**Provided information**

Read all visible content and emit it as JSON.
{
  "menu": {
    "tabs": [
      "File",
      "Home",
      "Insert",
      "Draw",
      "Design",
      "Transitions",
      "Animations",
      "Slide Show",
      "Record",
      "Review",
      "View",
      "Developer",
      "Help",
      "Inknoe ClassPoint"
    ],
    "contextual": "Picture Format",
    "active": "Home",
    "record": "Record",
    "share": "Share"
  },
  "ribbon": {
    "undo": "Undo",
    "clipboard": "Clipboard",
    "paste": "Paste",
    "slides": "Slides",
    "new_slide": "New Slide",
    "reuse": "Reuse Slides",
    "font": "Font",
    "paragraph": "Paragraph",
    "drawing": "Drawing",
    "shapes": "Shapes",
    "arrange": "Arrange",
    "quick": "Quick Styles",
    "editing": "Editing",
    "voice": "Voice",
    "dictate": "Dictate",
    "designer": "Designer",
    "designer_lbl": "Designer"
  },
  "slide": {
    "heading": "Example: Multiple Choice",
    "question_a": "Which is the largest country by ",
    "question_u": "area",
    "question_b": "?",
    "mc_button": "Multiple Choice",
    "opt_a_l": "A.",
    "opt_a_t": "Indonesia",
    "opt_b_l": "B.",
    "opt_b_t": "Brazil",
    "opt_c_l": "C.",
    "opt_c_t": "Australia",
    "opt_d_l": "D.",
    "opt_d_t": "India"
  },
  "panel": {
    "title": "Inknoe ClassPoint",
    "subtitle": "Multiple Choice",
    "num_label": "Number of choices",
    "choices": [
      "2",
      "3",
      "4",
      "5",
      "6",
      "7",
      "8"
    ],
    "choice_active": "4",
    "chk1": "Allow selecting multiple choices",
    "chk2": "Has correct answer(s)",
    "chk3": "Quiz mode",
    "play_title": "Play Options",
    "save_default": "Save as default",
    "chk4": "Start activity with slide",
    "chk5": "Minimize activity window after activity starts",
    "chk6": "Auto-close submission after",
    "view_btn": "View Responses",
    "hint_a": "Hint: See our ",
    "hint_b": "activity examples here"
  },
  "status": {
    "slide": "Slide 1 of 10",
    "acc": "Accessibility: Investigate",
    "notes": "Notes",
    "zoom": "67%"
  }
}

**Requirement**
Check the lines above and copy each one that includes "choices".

**Solved problem**
    "num_label": "Number of choices",
    "choices": [
    "chk1": "Allow selecting multiple choices",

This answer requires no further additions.